And just like an Entrepreneur discovers the power of fleshing out and articulating his ultimate objectives for the company, the Manager must have an ideal of the manager-employee relationship and create the structure and systems to support that ideal.
Without the ideal of switching out of supervisory mode into a more fruitful relationship there is little hope of changing the mindset or culture. I explained all of this to my client.
“Okay, I get it.” He said. “I need a managerial vision. But what can I practically do to switch the conversation with Rick and Jim and get a more idealized version of our working relationship going?”
“You have to be willing to lose Rick and Jim, and know that you can replace them with better employees if necessary,” I said. “This is the first rule of management. Have a recruiting and hiring path that you can believe in and trust. If you want any system solution to solve your management issues, it has to start here.”
Creating a better management system to suit your managerial vision
“I understand in theory, but they’ve both been with me for years.”
“I’ve coached many clients through terminating employees who didn’t care enough or just couldn’t make the necessary adjustments to a better management system,” I said. “And not one ever came back to me and said they wished they hadn’t done it. What do you think most of them said?”
“They wish they’d done it sooner,” he replied.
“That’s right!” I said. “Now I’m not suggesting you immediately go out and fire Rick or Jim. But I am saying that you need get to that place within yourself where you know you can if they aren’t willing to show up at work differently.”
“Tell each employee that you no longer want to be their supervisor, since it’s a waste of both your time and theirs.

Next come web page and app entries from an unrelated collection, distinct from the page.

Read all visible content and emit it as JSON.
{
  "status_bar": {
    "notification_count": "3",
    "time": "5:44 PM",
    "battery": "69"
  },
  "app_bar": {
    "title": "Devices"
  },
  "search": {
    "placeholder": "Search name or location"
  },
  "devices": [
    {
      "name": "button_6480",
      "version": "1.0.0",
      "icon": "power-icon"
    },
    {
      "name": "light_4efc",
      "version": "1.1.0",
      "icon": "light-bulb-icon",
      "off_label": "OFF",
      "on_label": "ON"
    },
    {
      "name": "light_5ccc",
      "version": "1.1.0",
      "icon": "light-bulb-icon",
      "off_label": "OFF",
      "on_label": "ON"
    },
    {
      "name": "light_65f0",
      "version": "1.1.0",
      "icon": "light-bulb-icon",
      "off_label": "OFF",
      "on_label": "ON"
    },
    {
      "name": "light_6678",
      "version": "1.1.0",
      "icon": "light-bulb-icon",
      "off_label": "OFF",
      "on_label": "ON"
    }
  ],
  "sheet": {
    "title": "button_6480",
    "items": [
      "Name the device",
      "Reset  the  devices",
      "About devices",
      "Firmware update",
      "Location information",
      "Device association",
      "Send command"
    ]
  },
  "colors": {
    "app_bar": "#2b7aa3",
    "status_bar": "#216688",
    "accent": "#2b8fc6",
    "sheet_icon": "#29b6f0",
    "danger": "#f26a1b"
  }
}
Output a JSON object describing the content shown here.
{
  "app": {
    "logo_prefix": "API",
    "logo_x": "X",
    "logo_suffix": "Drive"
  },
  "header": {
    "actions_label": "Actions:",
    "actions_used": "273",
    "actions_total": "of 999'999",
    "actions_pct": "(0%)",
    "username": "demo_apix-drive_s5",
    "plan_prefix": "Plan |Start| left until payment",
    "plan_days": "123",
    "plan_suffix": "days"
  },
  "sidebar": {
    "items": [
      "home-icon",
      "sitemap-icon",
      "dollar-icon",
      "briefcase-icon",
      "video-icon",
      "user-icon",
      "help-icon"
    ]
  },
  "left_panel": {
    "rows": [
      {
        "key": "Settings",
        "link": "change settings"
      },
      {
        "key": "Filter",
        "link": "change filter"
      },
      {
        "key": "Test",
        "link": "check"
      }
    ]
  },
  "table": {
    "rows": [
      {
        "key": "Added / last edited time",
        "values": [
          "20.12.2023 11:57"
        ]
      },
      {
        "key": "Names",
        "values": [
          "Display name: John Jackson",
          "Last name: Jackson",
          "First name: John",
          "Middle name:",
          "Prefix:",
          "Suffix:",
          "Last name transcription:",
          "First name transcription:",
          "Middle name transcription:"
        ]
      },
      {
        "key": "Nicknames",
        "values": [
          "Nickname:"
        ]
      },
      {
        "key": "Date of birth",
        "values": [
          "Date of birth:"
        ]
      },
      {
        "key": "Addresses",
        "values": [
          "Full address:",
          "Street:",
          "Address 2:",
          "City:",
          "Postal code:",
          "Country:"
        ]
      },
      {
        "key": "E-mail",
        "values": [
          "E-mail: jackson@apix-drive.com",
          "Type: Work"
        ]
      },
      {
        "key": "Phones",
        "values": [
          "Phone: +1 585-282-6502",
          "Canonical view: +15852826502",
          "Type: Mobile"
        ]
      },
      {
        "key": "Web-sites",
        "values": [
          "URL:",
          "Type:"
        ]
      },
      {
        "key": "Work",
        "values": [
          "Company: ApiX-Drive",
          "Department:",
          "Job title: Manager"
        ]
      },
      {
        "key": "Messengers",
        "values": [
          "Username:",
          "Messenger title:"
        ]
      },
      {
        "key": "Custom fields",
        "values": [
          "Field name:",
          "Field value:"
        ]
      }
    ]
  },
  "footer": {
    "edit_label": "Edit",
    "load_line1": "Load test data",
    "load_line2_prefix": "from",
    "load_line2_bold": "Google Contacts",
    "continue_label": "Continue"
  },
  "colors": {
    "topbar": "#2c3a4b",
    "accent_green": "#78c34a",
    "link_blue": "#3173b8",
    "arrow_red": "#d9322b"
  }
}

Describe to them how you are going to create agreed-upon expectations for their positions. Explain that you will trust them to follow the structure and systems that will bring about the intended results. Then, create a feedback loop, whereby you mentor them and help with anything standing in the way of the completion of their accountabilities.
“It all sounds so simple,” he said.
“It is simple, and if Jim and Rick can’t accept responsibility and hold themselves accountable, then you need to find people who will. Your business is no different than a sports franchise, which, by the way, is a business too. You don’t have to settle for anything less than the best team you can attract with your available resources.”
The four steps to creating a better managerial vision
It may sound overly simplistic, but systems are meant to be simple. Here are the four steps to better management:
- Create an ideal for your working relationships, and then work towards realizing it.
- Be willing to terminate employees that refuse to embrace a better management solution.
- Create clarity of expectations and agreed-upon results for each position.
- Have regular mentoring meetings focused on helping each employee develop and eliminate any obstacles to achieving agreed-upon results.
Time spent in supervision is time taken away from managerial strategizing, planning, and creating a high-quality team experience. Take the steps to shift the focus of your working relationships and eliminate the ‘S’ word from your managerial position agreements. The power is in the mentoring and the trust extended to self-responsible individuals.